Her symptoms changed as well, and she did not report everything to her doctor as she should have, and didn’t go very often either. Her “seizures” were now less about shaking and more like a severe personality change which is very scary to experience. The best I can describe it is like a mix between severe turrets syndrome and a psychotic break and physically combative- but ONLY when her sugar is low.
Finally this year she hit rock bottom. My Dad, who is a truck driver and is only home on weekends, called her one morning without hearing back for a couple of hours. He called her best friend and she could not get ahold of her either. Another hour passed before he called the neighbors to check on her. She was having an episode, for God knows how long, and the ambulance came.
I’m going to spare you all of the details, but she was in the ICU and unconscious for three days and in the hospital for a total of five. She almost died twice while in the hospital, one was a VERY close call.
It was the most difficult thing we have ever dealt with as a family and we decided that it was time to make a change. Not only are we educated on the facts, but we are going to make sure she is too. We are dedicated to making sure she takes care of herself, no excuses.
I believe her biggest problem was admitting that she has a disease and that she needs to treat herself differently than she used too. It is not a complicated disease and many of the problems can be prevented.
First and foremost, there are two main kinds of diabetes:
- Type1- (usually diagnosed in childhood) in which your pancreas no longer produces insulin. “Insulin is a hormone that is needed to convert sugar, starches and other food into energy needed for daily life.” This is the kind my Mom has- it is insulin dependent.-www.diabetes.org
- Type 2- the most common form, in which your pancreas needs help to either produce more insulin or supplement it, or to help your body break it down.
To learn more about Type 2 diabetes click here. For the purpose of my personal story I am going to focus on Type 1 as that is what I am familiar with.
In my Mom’s case, her body does not produce insulin. She needs to monitor her glucose levels and when they get too high, take a dose of insulin to lower it to a healthy level.

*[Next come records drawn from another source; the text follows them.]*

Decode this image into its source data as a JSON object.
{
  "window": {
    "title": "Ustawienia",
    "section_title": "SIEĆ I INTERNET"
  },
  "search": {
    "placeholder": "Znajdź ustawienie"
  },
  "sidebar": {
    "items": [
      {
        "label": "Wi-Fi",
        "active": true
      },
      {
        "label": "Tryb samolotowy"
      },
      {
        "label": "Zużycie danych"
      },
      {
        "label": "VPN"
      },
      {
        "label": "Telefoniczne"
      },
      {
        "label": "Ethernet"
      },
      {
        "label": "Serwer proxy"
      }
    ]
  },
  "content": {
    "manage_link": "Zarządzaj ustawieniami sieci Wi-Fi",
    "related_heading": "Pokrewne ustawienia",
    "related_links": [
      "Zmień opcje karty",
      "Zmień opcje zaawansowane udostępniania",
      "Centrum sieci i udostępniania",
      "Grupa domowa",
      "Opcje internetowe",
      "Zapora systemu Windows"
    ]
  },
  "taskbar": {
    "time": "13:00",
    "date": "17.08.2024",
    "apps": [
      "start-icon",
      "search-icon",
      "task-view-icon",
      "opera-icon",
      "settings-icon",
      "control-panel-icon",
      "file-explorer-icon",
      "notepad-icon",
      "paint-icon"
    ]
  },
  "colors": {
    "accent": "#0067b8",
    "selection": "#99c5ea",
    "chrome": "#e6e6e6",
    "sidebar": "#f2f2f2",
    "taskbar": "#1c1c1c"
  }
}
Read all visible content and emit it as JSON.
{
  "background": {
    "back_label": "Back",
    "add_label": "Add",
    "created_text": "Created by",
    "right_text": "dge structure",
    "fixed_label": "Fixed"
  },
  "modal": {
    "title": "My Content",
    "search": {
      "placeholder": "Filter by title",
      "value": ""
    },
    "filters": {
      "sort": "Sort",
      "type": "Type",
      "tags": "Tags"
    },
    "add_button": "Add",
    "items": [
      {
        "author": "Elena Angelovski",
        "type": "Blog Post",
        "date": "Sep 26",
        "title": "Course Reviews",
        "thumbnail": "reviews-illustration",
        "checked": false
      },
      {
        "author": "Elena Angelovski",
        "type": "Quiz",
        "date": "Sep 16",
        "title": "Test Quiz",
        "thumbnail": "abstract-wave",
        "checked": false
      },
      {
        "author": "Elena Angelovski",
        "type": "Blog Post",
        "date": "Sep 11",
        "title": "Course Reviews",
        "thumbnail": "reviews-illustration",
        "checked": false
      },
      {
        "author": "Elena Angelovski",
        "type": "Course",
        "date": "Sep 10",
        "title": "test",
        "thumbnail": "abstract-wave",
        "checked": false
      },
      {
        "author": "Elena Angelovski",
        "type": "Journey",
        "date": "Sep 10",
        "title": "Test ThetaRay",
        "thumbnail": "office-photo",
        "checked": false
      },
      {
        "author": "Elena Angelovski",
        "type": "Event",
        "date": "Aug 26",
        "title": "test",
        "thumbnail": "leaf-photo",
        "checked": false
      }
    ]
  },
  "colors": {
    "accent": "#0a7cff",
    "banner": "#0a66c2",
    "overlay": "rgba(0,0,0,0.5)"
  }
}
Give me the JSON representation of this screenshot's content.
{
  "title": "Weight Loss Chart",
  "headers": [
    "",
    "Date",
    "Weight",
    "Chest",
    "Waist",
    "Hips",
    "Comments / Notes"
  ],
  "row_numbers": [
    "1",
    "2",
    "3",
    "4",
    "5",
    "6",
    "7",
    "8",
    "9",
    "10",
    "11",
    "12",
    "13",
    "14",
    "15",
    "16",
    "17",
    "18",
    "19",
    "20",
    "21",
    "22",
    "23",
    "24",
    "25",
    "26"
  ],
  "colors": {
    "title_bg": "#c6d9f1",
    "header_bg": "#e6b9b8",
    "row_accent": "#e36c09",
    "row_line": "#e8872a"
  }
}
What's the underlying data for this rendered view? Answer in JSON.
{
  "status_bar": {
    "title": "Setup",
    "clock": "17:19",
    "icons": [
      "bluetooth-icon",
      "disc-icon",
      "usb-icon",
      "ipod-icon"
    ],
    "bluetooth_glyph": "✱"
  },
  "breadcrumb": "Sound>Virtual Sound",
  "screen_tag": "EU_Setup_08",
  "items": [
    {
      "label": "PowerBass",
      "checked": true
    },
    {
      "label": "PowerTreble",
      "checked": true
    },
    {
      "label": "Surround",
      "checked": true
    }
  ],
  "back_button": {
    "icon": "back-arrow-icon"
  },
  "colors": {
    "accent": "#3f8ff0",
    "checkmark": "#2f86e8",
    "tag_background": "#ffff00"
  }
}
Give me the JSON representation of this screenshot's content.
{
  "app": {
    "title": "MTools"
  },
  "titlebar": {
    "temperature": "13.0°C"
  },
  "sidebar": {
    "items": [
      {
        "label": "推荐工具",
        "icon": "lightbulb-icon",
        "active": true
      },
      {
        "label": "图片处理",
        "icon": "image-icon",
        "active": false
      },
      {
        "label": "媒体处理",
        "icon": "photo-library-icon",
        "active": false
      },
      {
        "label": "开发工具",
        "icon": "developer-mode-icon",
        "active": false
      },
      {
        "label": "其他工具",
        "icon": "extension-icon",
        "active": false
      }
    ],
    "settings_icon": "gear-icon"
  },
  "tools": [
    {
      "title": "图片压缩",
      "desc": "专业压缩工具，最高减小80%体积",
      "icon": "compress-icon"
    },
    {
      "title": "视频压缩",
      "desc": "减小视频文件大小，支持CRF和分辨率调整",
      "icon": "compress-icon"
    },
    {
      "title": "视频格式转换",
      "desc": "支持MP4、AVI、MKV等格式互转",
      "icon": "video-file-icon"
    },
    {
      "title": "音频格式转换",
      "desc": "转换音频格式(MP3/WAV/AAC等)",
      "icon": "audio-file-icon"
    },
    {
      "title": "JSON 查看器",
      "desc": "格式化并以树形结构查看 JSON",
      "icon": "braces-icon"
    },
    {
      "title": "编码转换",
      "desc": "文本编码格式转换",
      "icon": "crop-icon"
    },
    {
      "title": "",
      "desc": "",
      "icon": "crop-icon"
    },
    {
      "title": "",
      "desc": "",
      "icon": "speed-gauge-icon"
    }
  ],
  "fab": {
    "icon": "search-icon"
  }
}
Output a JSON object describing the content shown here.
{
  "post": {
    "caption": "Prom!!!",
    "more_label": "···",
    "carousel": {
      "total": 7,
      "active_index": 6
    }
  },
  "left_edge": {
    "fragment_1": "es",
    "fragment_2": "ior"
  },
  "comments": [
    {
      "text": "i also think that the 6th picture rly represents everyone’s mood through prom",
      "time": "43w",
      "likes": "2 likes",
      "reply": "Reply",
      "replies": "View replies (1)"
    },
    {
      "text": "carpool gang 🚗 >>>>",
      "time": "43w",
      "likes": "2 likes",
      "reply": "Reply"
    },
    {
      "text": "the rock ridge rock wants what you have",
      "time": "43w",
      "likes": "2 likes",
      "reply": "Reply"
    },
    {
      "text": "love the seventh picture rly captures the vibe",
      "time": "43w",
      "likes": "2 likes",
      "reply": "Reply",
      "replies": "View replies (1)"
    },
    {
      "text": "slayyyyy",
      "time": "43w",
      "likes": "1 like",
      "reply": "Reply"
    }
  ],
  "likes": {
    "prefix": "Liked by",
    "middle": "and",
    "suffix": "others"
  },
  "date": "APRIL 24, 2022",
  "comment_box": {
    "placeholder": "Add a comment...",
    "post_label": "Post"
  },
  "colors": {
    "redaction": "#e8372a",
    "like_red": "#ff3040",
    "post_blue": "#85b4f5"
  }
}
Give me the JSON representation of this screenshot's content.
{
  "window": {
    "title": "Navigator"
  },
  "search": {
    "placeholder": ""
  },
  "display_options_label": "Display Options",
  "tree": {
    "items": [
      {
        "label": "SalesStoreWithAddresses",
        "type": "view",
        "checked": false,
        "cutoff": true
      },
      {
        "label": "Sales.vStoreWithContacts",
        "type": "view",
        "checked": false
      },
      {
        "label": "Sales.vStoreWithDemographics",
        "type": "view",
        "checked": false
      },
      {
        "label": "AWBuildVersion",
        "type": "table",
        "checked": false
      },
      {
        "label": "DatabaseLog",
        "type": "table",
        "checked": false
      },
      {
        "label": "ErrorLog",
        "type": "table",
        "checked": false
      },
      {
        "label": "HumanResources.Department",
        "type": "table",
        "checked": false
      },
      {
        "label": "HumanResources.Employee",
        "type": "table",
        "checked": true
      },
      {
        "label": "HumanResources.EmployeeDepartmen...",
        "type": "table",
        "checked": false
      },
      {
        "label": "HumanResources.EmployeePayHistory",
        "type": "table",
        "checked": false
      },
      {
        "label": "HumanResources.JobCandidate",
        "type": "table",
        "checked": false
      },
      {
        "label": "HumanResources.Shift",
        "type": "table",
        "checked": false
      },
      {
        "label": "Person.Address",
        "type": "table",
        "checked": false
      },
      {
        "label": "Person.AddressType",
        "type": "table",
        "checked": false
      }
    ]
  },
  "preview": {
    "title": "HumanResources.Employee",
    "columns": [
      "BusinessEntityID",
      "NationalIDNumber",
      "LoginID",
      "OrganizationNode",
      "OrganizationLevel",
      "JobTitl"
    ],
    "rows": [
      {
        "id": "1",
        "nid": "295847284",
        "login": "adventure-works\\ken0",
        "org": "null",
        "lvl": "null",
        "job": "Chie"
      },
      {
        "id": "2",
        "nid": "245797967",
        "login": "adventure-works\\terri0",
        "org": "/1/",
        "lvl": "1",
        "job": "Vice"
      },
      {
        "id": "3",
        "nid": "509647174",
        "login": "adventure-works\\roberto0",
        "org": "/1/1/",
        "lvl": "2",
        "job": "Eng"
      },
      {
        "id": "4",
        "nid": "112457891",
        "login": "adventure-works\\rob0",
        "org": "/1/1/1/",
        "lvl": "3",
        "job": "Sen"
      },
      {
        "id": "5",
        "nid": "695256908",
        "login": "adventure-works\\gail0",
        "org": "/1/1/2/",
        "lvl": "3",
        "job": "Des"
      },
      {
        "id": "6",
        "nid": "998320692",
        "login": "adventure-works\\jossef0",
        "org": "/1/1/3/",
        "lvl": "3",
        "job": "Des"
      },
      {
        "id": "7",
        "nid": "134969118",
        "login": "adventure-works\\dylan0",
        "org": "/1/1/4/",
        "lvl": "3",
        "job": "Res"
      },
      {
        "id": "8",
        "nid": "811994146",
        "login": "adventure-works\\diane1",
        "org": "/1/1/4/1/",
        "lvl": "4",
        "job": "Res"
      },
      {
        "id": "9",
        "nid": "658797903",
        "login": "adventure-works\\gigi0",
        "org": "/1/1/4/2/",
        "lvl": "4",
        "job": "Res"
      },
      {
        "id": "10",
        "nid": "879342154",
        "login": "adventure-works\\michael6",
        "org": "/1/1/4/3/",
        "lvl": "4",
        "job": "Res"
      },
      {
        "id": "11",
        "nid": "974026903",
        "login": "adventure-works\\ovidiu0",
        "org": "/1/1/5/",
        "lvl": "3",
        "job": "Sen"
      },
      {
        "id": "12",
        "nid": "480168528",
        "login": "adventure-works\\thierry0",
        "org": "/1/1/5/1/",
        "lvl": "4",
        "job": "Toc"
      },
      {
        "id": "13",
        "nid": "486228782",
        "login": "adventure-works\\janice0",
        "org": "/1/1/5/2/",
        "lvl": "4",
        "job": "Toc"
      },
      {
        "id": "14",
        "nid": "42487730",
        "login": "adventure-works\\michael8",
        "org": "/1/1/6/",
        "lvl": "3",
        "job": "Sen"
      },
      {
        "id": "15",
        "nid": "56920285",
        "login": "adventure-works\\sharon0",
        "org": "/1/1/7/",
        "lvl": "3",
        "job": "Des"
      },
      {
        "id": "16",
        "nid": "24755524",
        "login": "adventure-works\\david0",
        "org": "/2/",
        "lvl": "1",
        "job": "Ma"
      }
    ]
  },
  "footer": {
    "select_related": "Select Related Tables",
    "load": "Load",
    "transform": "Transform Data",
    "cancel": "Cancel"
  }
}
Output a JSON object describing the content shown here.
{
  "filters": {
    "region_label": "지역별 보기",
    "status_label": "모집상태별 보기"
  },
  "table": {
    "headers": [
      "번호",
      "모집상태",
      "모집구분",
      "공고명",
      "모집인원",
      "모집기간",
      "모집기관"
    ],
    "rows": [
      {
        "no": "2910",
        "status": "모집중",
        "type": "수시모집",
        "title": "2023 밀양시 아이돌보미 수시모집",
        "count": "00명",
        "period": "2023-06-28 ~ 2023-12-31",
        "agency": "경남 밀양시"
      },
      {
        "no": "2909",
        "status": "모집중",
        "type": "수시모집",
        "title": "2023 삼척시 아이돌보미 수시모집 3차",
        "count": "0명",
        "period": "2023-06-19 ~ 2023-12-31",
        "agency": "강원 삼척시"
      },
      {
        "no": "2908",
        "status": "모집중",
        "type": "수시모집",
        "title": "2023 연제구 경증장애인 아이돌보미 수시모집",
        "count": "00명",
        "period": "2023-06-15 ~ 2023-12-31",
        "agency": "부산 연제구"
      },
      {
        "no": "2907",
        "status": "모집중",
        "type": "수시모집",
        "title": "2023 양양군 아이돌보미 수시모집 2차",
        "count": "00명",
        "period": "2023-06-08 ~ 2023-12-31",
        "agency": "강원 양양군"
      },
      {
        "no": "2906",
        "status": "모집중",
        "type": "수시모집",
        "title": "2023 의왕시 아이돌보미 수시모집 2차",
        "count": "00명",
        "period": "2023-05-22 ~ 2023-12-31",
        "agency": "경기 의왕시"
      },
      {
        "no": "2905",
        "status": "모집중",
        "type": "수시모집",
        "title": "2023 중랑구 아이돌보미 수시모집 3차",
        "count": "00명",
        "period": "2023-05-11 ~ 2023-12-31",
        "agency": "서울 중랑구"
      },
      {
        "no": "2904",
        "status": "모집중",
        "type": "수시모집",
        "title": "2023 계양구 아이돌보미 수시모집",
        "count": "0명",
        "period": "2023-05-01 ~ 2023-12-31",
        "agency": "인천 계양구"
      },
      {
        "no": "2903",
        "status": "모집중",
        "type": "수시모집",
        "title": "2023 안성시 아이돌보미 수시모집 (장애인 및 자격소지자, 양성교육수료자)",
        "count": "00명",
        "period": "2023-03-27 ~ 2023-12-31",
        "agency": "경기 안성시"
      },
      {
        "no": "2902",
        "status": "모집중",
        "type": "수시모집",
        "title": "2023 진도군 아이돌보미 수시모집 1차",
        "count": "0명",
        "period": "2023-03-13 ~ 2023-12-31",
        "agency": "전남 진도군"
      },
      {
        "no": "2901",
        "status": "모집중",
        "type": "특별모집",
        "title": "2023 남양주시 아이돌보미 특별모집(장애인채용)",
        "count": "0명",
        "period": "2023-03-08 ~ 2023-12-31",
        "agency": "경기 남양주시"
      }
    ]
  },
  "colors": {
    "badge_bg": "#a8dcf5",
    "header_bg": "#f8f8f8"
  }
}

Her body will never lower her sugar naturally (more than a couple of units) so she could not have had those seizures or episodes without taking too much insulin. She was overdosing- not on purpose, but because she was uneducated. She felt that taking insulin helped her, and didn’t understand why she would not get better if she had more. That was a very dangerous problem. Several doctors and nurses said she was lucky to have survived on “feeling” alone instead of monitoring her levels.
Not only does she have to take insulin when her glucose it too high, but she needs to change the amount she takes depending on what kind of food she eats and exercise she does. It is called bolusing. She is supposed to get together with a nutritionist to learn how to calculate this. It is all about trial and error with this, every person is unique.
To add to all of this, a diabetic person is more susceptible to kidney issues, eye and foot problems, nerve damage, and much more.
All in all, Diabetes is no joke. If you are diagnosed with it, TAKE CARE OF YOURSELF. If not, help your loved one who is. Most of the complications are preventable and worth every second of counting carbs and measuring insulin.
If you have any more questions I recommend Diabetes.org, it is a very informational website and can lead you to many other sources. I also recommend you make yourself or your loved one a medical binder to keep track of their disease.